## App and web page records
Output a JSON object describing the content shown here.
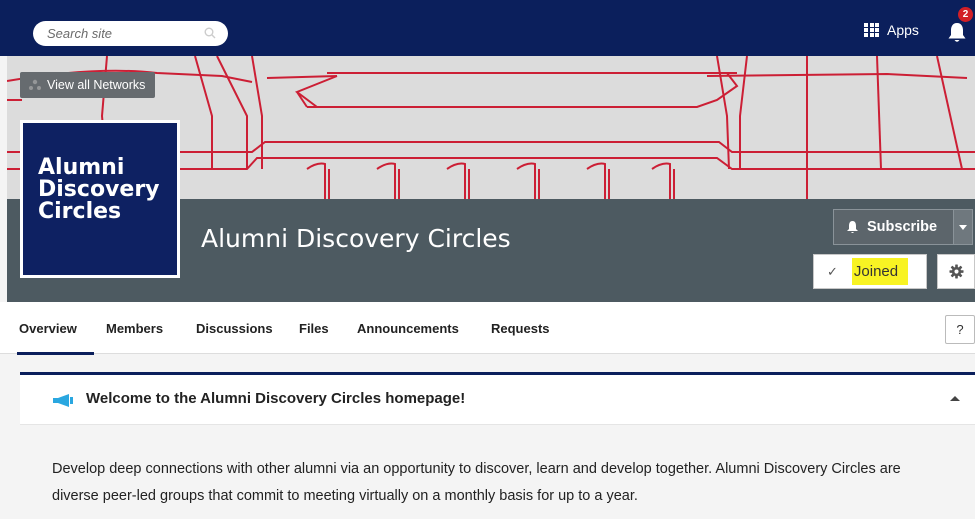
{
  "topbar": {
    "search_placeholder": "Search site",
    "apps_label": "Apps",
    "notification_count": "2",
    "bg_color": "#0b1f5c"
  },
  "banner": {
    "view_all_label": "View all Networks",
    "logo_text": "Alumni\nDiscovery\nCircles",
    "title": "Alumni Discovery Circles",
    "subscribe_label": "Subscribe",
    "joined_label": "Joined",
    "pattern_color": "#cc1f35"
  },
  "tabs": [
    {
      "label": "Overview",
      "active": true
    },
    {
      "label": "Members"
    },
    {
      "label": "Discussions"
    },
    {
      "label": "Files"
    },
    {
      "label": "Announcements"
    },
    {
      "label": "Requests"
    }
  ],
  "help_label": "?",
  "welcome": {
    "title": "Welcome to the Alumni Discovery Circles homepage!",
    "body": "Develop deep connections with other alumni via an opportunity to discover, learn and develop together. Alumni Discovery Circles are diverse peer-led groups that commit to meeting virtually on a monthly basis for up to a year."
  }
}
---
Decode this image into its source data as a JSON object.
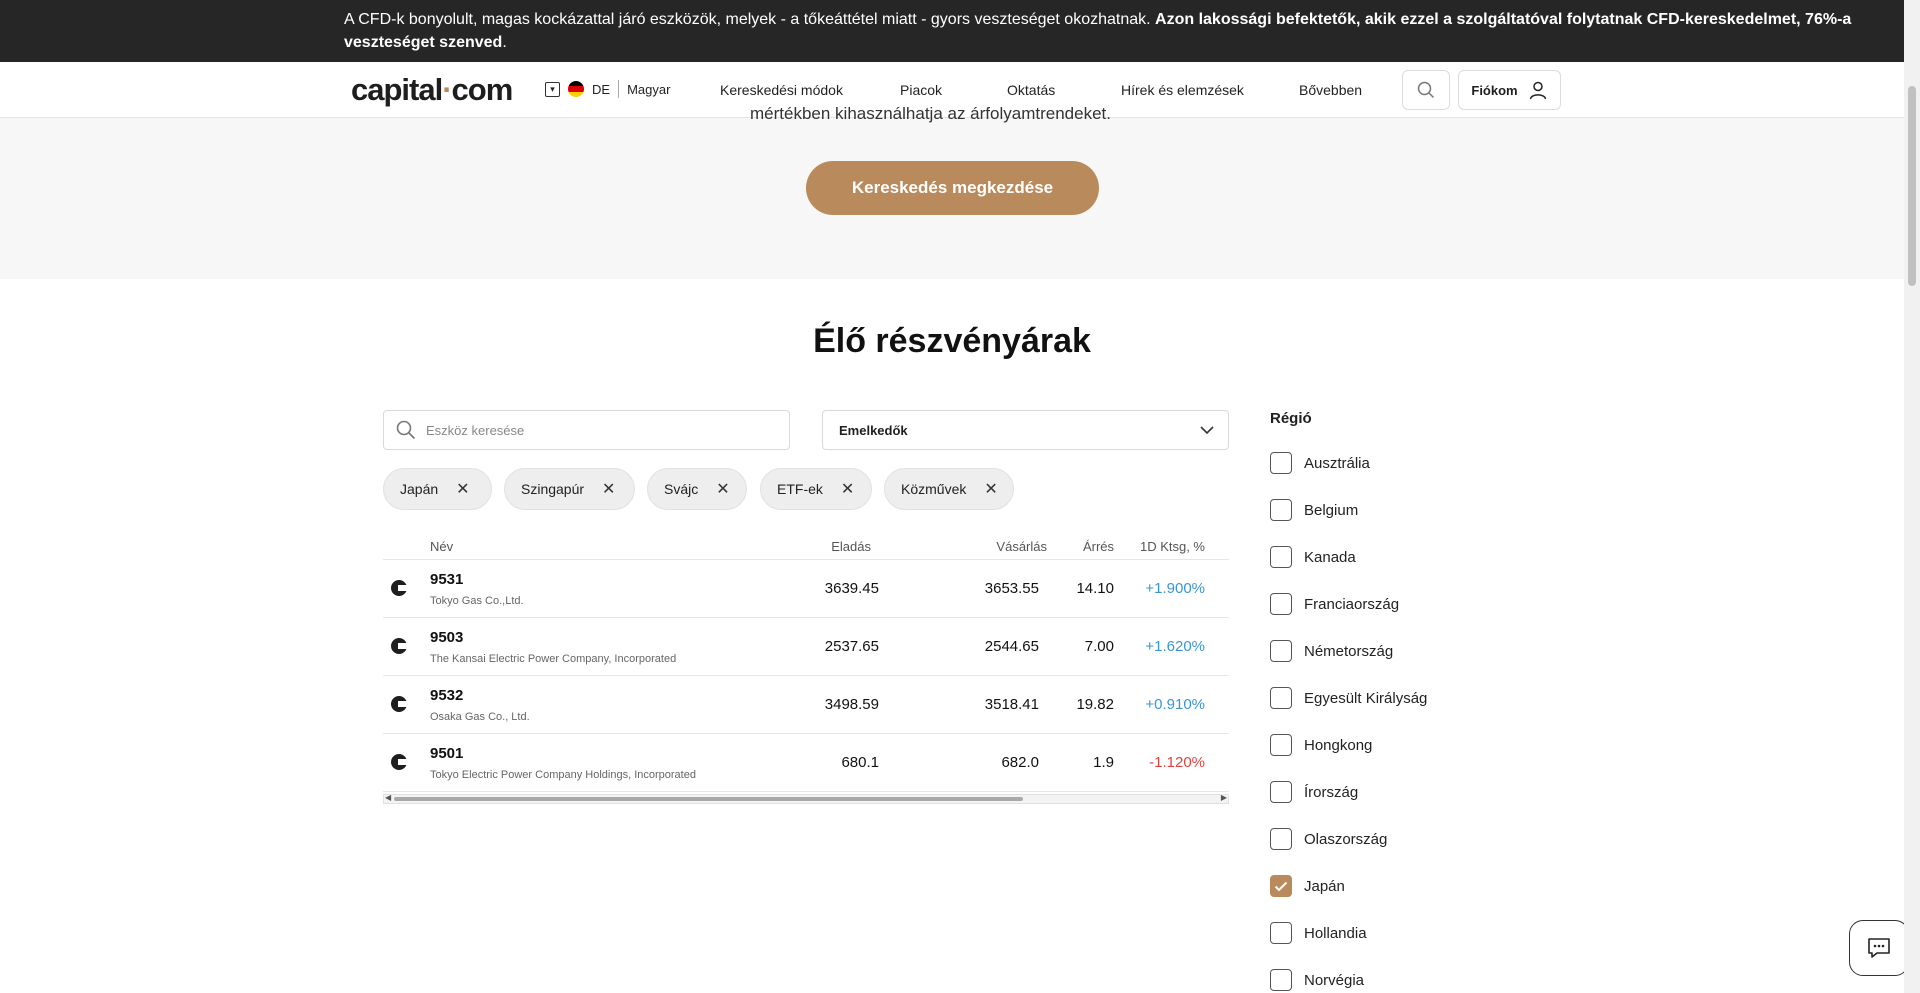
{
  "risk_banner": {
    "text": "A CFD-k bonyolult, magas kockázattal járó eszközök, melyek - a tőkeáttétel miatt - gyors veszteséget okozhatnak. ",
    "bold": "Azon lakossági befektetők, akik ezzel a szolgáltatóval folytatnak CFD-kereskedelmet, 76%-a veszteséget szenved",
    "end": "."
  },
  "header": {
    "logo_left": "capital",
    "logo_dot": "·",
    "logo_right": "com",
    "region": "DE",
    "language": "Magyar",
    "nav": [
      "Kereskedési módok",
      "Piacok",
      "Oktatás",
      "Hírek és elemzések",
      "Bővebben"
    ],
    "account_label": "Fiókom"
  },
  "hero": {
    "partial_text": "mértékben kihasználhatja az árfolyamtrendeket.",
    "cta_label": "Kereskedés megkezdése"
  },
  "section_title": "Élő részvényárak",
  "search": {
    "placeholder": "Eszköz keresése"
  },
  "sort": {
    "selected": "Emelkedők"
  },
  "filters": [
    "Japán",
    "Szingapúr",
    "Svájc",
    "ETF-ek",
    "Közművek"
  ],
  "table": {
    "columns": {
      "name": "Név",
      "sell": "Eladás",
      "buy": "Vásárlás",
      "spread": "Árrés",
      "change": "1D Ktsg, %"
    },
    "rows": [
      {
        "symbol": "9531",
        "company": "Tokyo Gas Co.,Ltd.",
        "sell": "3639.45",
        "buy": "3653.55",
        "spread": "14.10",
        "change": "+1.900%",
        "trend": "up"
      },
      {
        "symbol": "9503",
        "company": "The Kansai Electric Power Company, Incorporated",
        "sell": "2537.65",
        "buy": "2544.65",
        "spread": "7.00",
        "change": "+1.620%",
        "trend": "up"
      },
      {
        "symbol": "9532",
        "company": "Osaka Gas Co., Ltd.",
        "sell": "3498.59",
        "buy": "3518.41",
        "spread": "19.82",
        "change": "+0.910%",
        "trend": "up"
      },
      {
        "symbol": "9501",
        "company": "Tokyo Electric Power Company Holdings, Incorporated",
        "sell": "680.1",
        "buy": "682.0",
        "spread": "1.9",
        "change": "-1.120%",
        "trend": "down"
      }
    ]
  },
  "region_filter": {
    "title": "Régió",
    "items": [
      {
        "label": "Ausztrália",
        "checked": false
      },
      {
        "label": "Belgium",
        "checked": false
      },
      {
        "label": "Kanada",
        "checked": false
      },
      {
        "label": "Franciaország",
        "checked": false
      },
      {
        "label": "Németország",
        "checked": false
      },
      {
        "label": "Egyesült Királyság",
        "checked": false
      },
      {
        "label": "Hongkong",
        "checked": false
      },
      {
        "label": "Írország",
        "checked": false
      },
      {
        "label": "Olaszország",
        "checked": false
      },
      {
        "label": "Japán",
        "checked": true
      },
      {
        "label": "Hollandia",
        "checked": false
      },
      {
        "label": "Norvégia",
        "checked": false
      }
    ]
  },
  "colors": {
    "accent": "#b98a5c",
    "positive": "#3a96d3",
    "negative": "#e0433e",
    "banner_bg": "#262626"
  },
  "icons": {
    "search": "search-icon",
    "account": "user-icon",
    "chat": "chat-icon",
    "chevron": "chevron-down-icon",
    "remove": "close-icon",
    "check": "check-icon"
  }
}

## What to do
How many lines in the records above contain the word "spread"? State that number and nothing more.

## Exercise output
5